STOCKHOLM (Reuters) – Sweden has rejected an appeal from campaigning investor Bill Browder which had urged authorities to pursue a complaint alleging accounts at Swedbank were used to launder money, the Economic Crime Authority (EBM) said on Wednesday.
Browder’s complaint was originally filed in March and was dismissed a month later as the transfers involving Swedish accounts had occurred before tighter anti-money laundering legislation was introduced in 2014 and as the statute of limitations had expired in the case.
Browder appealed, but the EBM said it had rejected his appeal.
“It is correct that the EBM has decided not to change that decision,” a spokesman for the EBM said.

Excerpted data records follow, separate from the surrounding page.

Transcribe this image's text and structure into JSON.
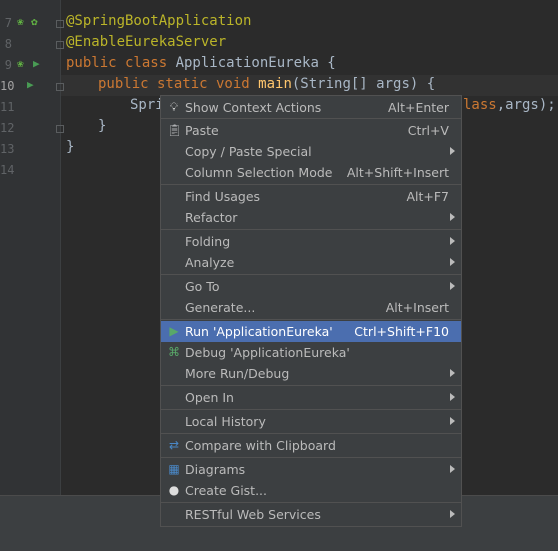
{
  "editor": {
    "line_numbers": [
      "7",
      "8",
      "9",
      "10",
      "11",
      "12",
      "13",
      "14"
    ],
    "lines": {
      "l7": "@SpringBootApplication",
      "l8": "@EnableEurekaServer",
      "l9_kw": "public class ",
      "l9_name": "ApplicationEureka {",
      "l10_kw": "public static void ",
      "l10_fn": "main",
      "l10_rest": "(String[] args) {",
      "l11_left": "Spri",
      "l11_right_kw": "lass",
      "l11_right": ",args);",
      "l12": "}",
      "l13": "}"
    }
  },
  "menu": {
    "items": [
      {
        "label": "Show Context Actions",
        "shortcut": "Alt+Enter",
        "icon": "lightbulb-icon"
      },
      {
        "label": "Paste",
        "shortcut": "Ctrl+V",
        "icon": "clipboard-icon"
      },
      {
        "label": "Copy / Paste Special",
        "shortcut": "",
        "submenu": true
      },
      {
        "label": "Column Selection Mode",
        "shortcut": "Alt+Shift+Insert"
      },
      {
        "label": "Find Usages",
        "shortcut": "Alt+F7"
      },
      {
        "label": "Refactor",
        "shortcut": "",
        "submenu": true
      },
      {
        "label": "Folding",
        "shortcut": "",
        "submenu": true
      },
      {
        "label": "Analyze",
        "shortcut": "",
        "submenu": true
      },
      {
        "label": "Go To",
        "shortcut": "",
        "submenu": true
      },
      {
        "label": "Generate...",
        "shortcut": "Alt+Insert"
      },
      {
        "label": "Run 'ApplicationEureka'",
        "shortcut": "Ctrl+Shift+F10",
        "icon": "run-icon",
        "selected": true
      },
      {
        "label": "Debug 'ApplicationEureka'",
        "shortcut": "",
        "icon": "debug-icon"
      },
      {
        "label": "More Run/Debug",
        "shortcut": "",
        "submenu": true
      },
      {
        "label": "Open In",
        "shortcut": "",
        "submenu": true
      },
      {
        "label": "Local History",
        "shortcut": "",
        "submenu": true
      },
      {
        "label": "Compare with Clipboard",
        "shortcut": "",
        "icon": "compare-icon"
      },
      {
        "label": "Diagrams",
        "shortcut": "",
        "submenu": true,
        "icon": "diagram-icon"
      },
      {
        "label": "Create Gist...",
        "shortcut": "",
        "icon": "github-icon"
      },
      {
        "label": "RESTful Web Services",
        "shortcut": "",
        "submenu": true
      }
    ]
  },
  "colors": {
    "selection": "#4b6eaf",
    "menu_bg": "#3c3f41",
    "editor_bg": "#2b2b2b"
  }
}
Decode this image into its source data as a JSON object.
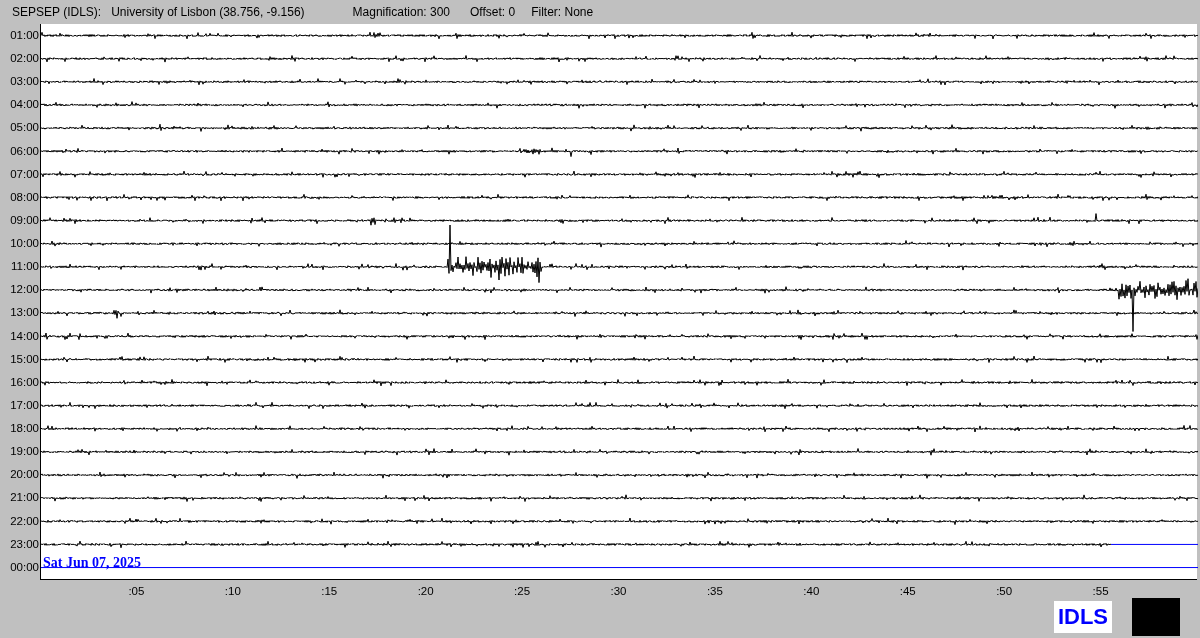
{
  "header": {
    "station": "SEPSEP (IDLS):",
    "location": "University of Lisbon (38.756, -9.156)",
    "magnification": "Magnification: 300",
    "offset": "Offset: 0",
    "filter": "Filter: None"
  },
  "rows": [
    "01:00",
    "02:00",
    "03:00",
    "04:00",
    "05:00",
    "06:00",
    "07:00",
    "08:00",
    "09:00",
    "10:00",
    "11:00",
    "12:00",
    "13:00",
    "14:00",
    "15:00",
    "16:00",
    "17:00",
    "18:00",
    "19:00",
    "20:00",
    "21:00",
    "22:00",
    "23:00",
    "00:00"
  ],
  "date_label": "Sat Jun 07, 2025",
  "x_ticks": [
    ":05",
    ":10",
    ":15",
    ":20",
    ":25",
    ":30",
    ":35",
    ":40",
    ":45",
    ":50",
    ":55"
  ],
  "station_code": "IDLS"
}
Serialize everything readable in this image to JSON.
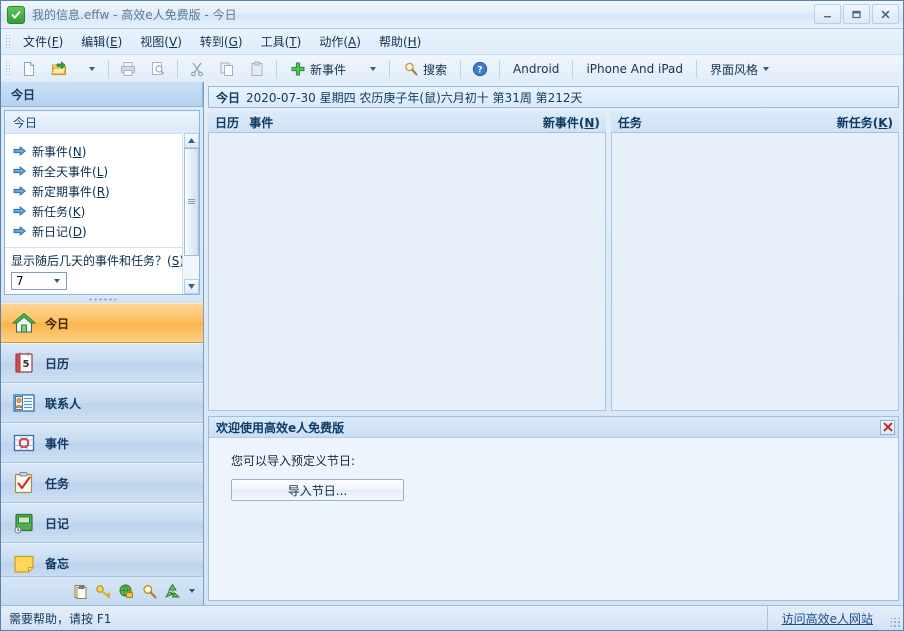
{
  "window": {
    "icon": "green-check-circle-icon",
    "title": "我的信息.effw - 高效e人免费版 - 今日",
    "minimize_label": "–",
    "maximize_label": "□",
    "close_label": "✕"
  },
  "menubar": {
    "items": [
      {
        "text": "文件",
        "mnemonic": "F"
      },
      {
        "text": "编辑",
        "mnemonic": "E"
      },
      {
        "text": "视图",
        "mnemonic": "V"
      },
      {
        "text": "转到",
        "mnemonic": "G"
      },
      {
        "text": "工具",
        "mnemonic": "T"
      },
      {
        "text": "动作",
        "mnemonic": "A"
      },
      {
        "text": "帮助",
        "mnemonic": "H"
      }
    ]
  },
  "toolbar": {
    "new_file_icon": "new-document-icon",
    "open_icon": "open-folder-icon",
    "print_icon": "printer-icon",
    "print_preview_icon": "print-preview-icon",
    "cut_icon": "scissors-icon",
    "copy_icon": "copy-icon",
    "paste_icon": "paste-icon",
    "new_event_icon": "plus-icon",
    "new_event_label": "新事件",
    "search_icon": "magnifier-icon",
    "search_label": "搜索",
    "help_icon": "help-circle-icon",
    "android_label": "Android",
    "iphone_label": "iPhone And iPad",
    "skin_label": "界面风格"
  },
  "navpane": {
    "header": "今日",
    "upper_title": "今日",
    "tasks": [
      {
        "text": "新事件",
        "mnemonic": "N"
      },
      {
        "text": "新全天事件",
        "mnemonic": "L"
      },
      {
        "text": "新定期事件",
        "mnemonic": "R"
      },
      {
        "text": "新任务",
        "mnemonic": "K"
      },
      {
        "text": "新日记",
        "mnemonic": "D"
      }
    ],
    "spinner_label": "显示随后几天的事件和任务？",
    "spinner_mnemonic": "S",
    "spinner_value": "7",
    "buttons": [
      {
        "label": "今日",
        "icon": "house-icon",
        "active": true
      },
      {
        "label": "日历",
        "icon": "calendar-icon",
        "active": false
      },
      {
        "label": "联系人",
        "icon": "contacts-icon",
        "active": false
      },
      {
        "label": "事件",
        "icon": "event-grid-icon",
        "active": false
      },
      {
        "label": "任务",
        "icon": "clipboard-check-icon",
        "active": false
      },
      {
        "label": "日记",
        "icon": "journal-icon",
        "active": false
      },
      {
        "label": "备忘",
        "icon": "sticky-note-icon",
        "active": false
      }
    ],
    "footer_icons": [
      "notes-icon",
      "key-icon",
      "globe-lock-icon",
      "magnifier-icon",
      "recycle-icon",
      "chevron-down-icon"
    ]
  },
  "daybar": {
    "today_label": "今日",
    "detail": "2020-07-30 星期四 农历庚子年(鼠)六月初十  第31周 第212天",
    "date": "2020-07-30",
    "weekday": "星期四",
    "lunar": "农历庚子年(鼠)六月初十",
    "week_of_year": "第31周",
    "day_of_year": "第212天"
  },
  "panes": {
    "calendar": {
      "title_a": "日历",
      "title_b": "事件",
      "action": "新事件",
      "action_mnemonic": "N",
      "items": []
    },
    "tasks": {
      "title": "任务",
      "action": "新任务",
      "action_mnemonic": "K",
      "items": []
    }
  },
  "welcome": {
    "title": "欢迎使用高效e人免费版",
    "close_icon": "red-x-icon",
    "text": "您可以导入预定义节日:",
    "button_label": "导入节日..."
  },
  "statusbar": {
    "hint": "需要帮助，请按 F1",
    "link": "访问高效e人网站"
  },
  "colors": {
    "accent": "#1b4f8a",
    "active_nav": "#fcb34a",
    "panel_border": "#95bada",
    "header_text": "#0d3b66"
  }
}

The CEO and chairman of Sweden’s oldest bank have both left as money laundering allegations have come under scrutiny from Baltic and U.S. authorities.
Browder, an investor who campaigns to expose corruption, has taken criminal complaints against Swedbank to Swedish, Estonian and Latvian authorities, alleging that accounts at the bank were used to launder $176 million (136.4 million pounds) between 2006 to 2012.
Allegations against Swedbank, mostly reported by Swedish TV, have linked it to a scandal at Danske Bank, which faces potential lawsuits, fines and sanctions after admitting last year that 200 billion euros ($225 billion) of suspicious payments had flowed through its Estonian branch between 2007 and 2015.
(Reporting by Helena Soderpalm; editing by Simon Johnson and Jason Neely)